There was a news feature about a retail store in the US awhile back where you can return literally anything. They even cited an example where if you wanted to return a slab of plywood (which they don’t sell) they will ask how much you got it for and then give you your money back.
The interviewer asked why they choose to do this and if they’re not worried about people who may abuse the system and take advantage of their policy.
They replied with one of the BEST responses I have ever heard when it comes to a store return policy.
“We want our customers to build a relationship with us, We want our customers to feel safe and welcome here. This is why all our store policies are geared towards that ideal. Will there be people who might take advantage of that? Absolutely. But they will be a very tiny portion of the population and we will not create policies that will alienate the larger majority. Our policies, our identity is based on Trust and not on fear”
Beautiful right? Seriously, I wanted to cry.
Nordstrom continues to be one of the top retail stores today and well loved by both customers and employees. I already wrote about them here and if you want to see more reasons why I admire this company.
If you think about that and the signs I showed above, these signs (ergo policies) were likely the result of the complete opposite. They are funny on one end but the fact that they exist, leaves you with a lot to think about.
We have tons of examples of that at work and our everyday lives.
Why do we have to take off our shoes at the airport? Because some guy did something terrible that one time and now ALL travelers are inconvenienced by this.
In some companies, employees can no longer personalize their desks, have pictures of loved ones or things that motivate them, why? Because a few people did something awful that violated security/privacy rules and now everyone has to live with the consequences.
I could go on forever with examples of policies, procedures and processes that exist because of fear masking as practicality but I won’t. There are enough of those out there so instead, let’s use another great example.
I recently started working with another company who embody this Trusting ideal but because of “Privacy policies” I can’t divulge who. 🙂

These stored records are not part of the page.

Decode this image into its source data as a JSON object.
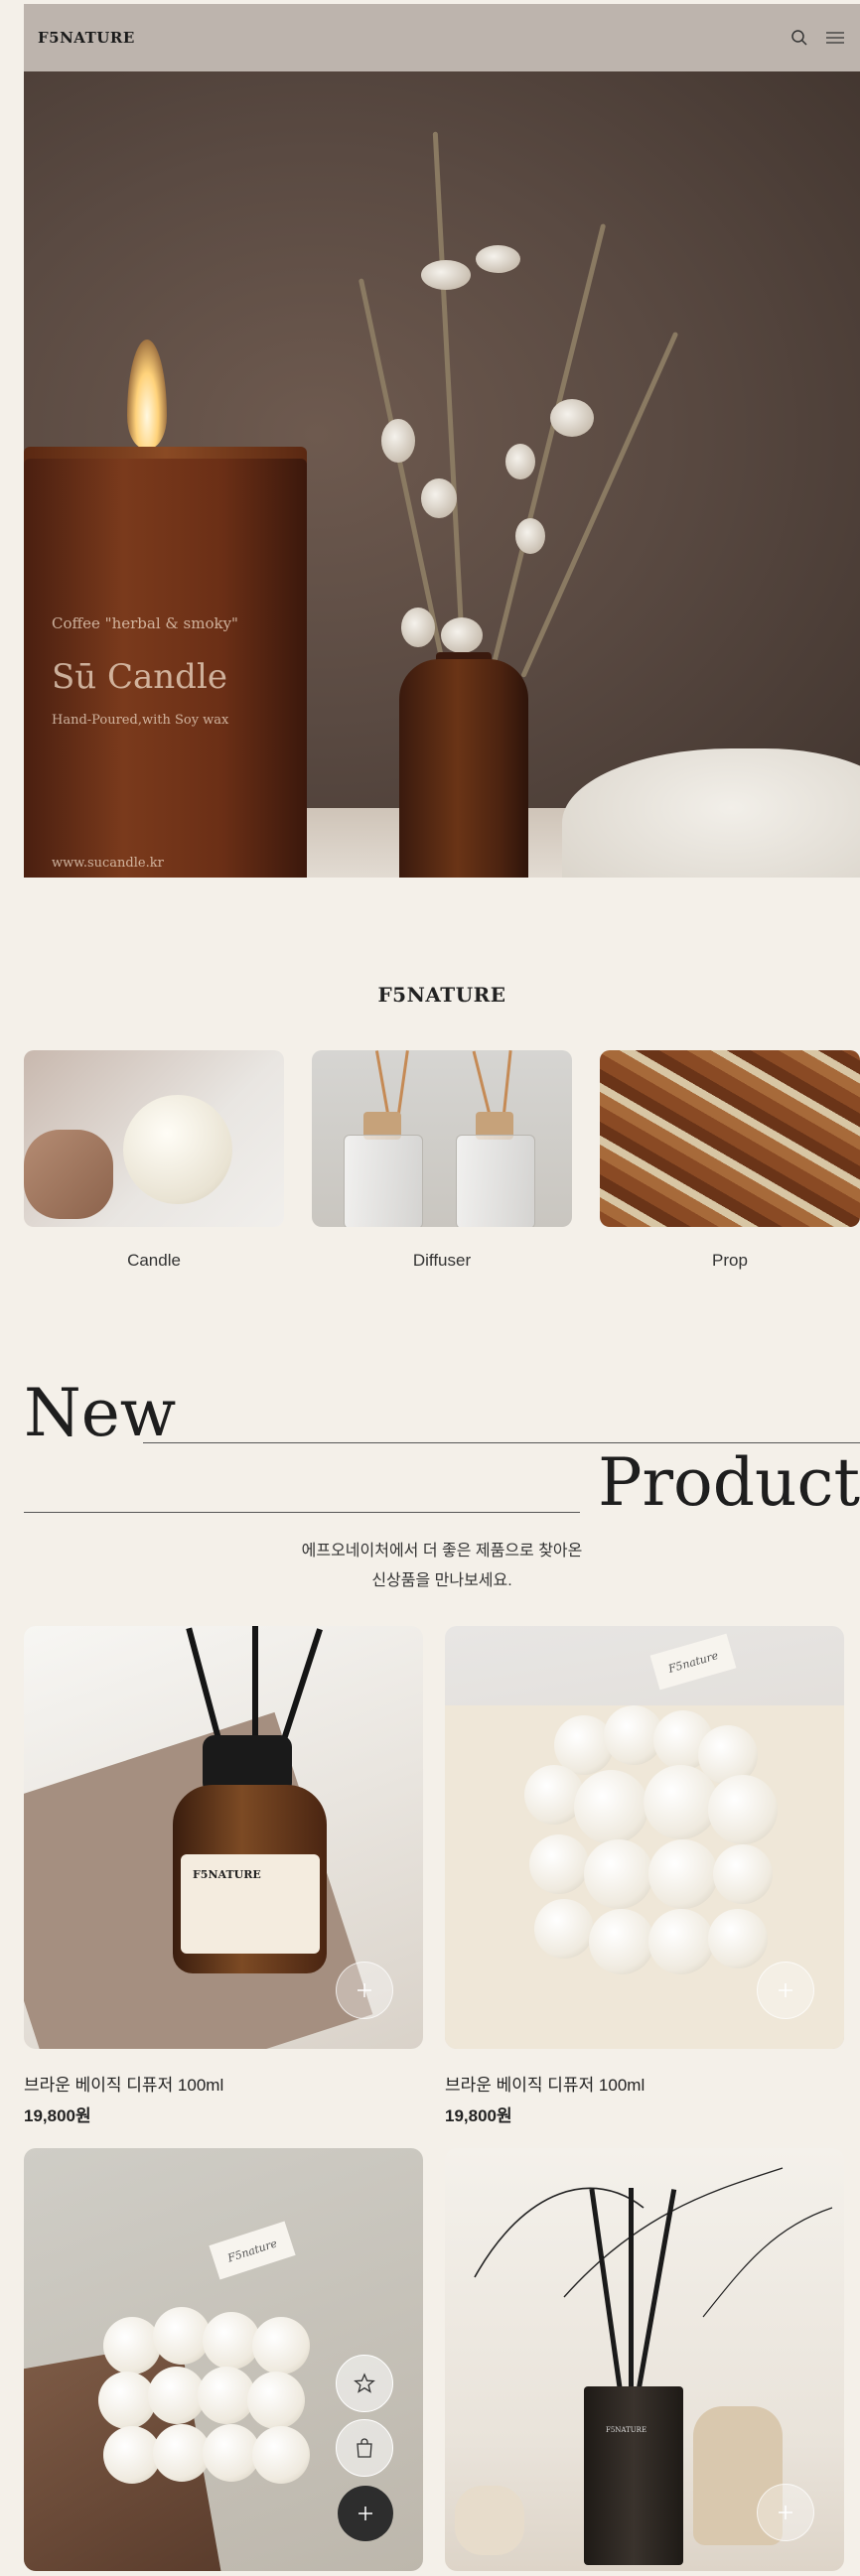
{
  "header": {
    "logo": "F5NATURE",
    "search_icon": "search-icon",
    "menu_icon": "hamburger-menu-icon"
  },
  "hero": {
    "candle_label_line1": "Coffee \"herbal & smoky\"",
    "candle_label_line2": "Sū Candle",
    "candle_label_line3": "Hand-Poured,with Soy wax",
    "candle_label_line4": "www.sucandle.kr"
  },
  "brand": {
    "title": "F5NATURE",
    "categories": [
      {
        "label": "Candle"
      },
      {
        "label": "Diffuser"
      },
      {
        "label": "Prop"
      }
    ]
  },
  "new_product": {
    "heading_new": "New",
    "heading_product": "Product",
    "description_line1": "에프오네이처에서 더 좋은 제품으로 찾아온",
    "description_line2": "신상품을 만나보세요."
  },
  "products": [
    {
      "title": "브라운 베이직 디퓨저 100ml",
      "price": "19,800원",
      "jar_brand": "F5NATURE"
    },
    {
      "title": "브라운 베이직 디퓨저 100ml",
      "price": "19,800원",
      "tag": "F5nature"
    },
    {
      "title": "",
      "price": "",
      "tag": "F5nature"
    },
    {
      "title": "",
      "price": "",
      "bottle_brand": "F5NATURE"
    }
  ],
  "colors": {
    "background": "#f4f0e9",
    "header_bg": "#bdb4ad",
    "dark_button": "#2d2d2d"
  }
}
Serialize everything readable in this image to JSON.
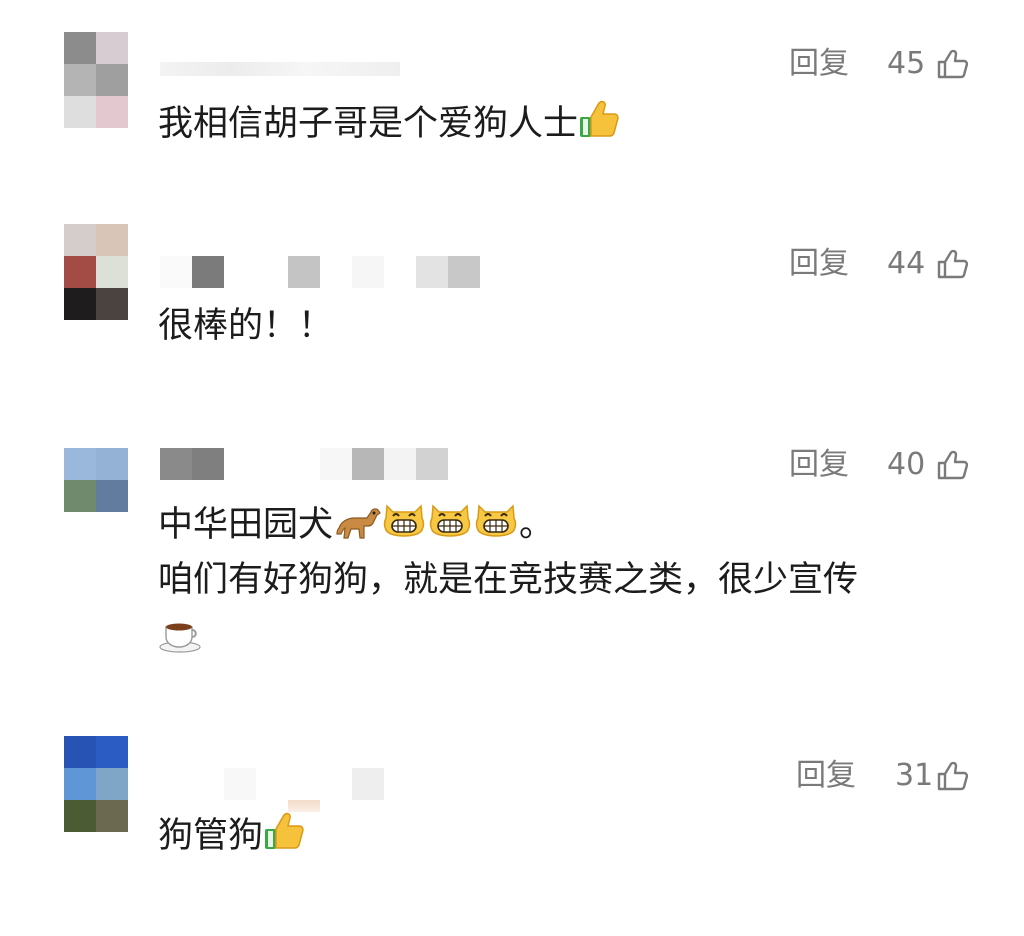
{
  "comments": [
    {
      "reply_label": "回复",
      "likes": "45",
      "text": "我相信胡子哥是个爱狗人士",
      "avatar_colors": [
        "#8c8c8c",
        "#d6ccd2",
        "#b4b4b4",
        "#9f9f9f",
        "#dedede",
        "#e3c8cf"
      ],
      "emoji": [
        "thumbs-up-icon"
      ]
    },
    {
      "reply_label": "回复",
      "likes": "44",
      "text": "很棒的！！",
      "avatar_colors": [
        "#d4cdcb",
        "#d9c5b8",
        "#a24c45",
        "#dde0d7",
        "#1e1c1c",
        "#4a4340"
      ]
    },
    {
      "reply_label": "回复",
      "likes": "40",
      "text_line1": "中华田园犬",
      "text_line1_end": "。",
      "text_line2": "咱们有好狗狗，就是在竞技赛之类，很少宣传",
      "avatar_colors": [
        "#9ab7dc",
        "#93b2d6",
        "#6f8a6d",
        "#617c9e"
      ],
      "emoji": [
        "dog-icon",
        "grinning-cat-icon",
        "grinning-cat-icon",
        "grinning-cat-icon",
        "coffee-cup-icon"
      ]
    },
    {
      "reply_label": "回复",
      "likes": "31",
      "text": "狗管狗",
      "avatar_colors": [
        "#2753b4",
        "#2b5cc4",
        "#5f96d6",
        "#7fa6c6",
        "#4b5b34",
        "#6b6a51"
      ],
      "emoji": [
        "thumbs-up-icon"
      ]
    }
  ]
}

I was fortunate enough to get exposure and spend some time in their Customer Service HQ and I was blown away from the start. This company from my time with them so far – Is the living, breathing epitome of simplicity and trust. They frown upon red tape, they dislike bureaucracy and prefer things to keep moving urgently and with laser like focus. That last statement is not unheard of, in fact I’ve worked with a lot of other companies that claim the same thing but there is just zero authenticity behind the claim. And by authenticity I mean Mr. Sinek’s definition “The things you say and do, you actually believe” and boy does this company, deliver. Here are some samples:
Their Statement of Work with us is 17 pages long. You did not misread that nor was it a typo, Seventeen pages. Their reasoning: We didn’t want to define too many parameters with you because anything not in the SOW, we can just discuss and agree upon like adults.
Their IVR system offers only 2 options versus some other companies that make you choose around 15 button presses. Their reasoning: If the customer is calling us it means there’s a problem and we just need to get them to an agent as soon as possible.
The visit to their HQ doesn’t require you to submit 2 ID’s and sign multiple documents, take your picture or go through some form of scanner. Their reasoning: We invited you here, you have a contact meeting you at the lobby, means we know who you are so no need to go through hoops.
The core reason why they don’t have QA as part of their contact center process compared to others that can’t do without them. Their reasoning: Because we trust our people. We believe in our hiring process, we believe in our training process. Both for our Leadership and Agent staff. If you get past both, means you’re the kind of people we want and we trust you to do the right thing for our customers.
The core reason why they REALLY don’t discuss metrics in their coaching process versus other companies that are driven by numbers. Their reasoning: Customers really do come first and you can only drive that through behaviors. Once you start pushing your vendors around the numbers, they push their agents around the numbers and the agents treat the customer as numbers, not people. It’s the same reason why we only care about issue resolution because at the end of the day, that is the true measure of satisfaction. Not these other fancy metrics that other companies seem to be obsessed with.
Now someone could say, maybe this company I am talking about is just a small, mom and pop shop type therefore can afford to be relaxed and trusting versus (other) big conglomerates that can’t afford to be like them. Well, they have a global presence and generate anywhere over $11 billion dollars per year, so not exactly small. So you big companies out there pay attention.
To be clear, I am not advocating for the removal of safeguards or guidelines. Rules and policies should absolutely exist. But like Nordstrom and other consistently successful companies, the policies should make sense, should not restrict creativity or motivation and most important of all, should be created with the majority of people in mind who are good and want to do good. Not the tiny, miniscule and select few who are out to do you wrong.
As Leaders it is our responsibility to ensure the rules are logical, sensible and highlights what is good and admirable about us and our people, but more importantly – to question, challenge and objectively change them if they don’t.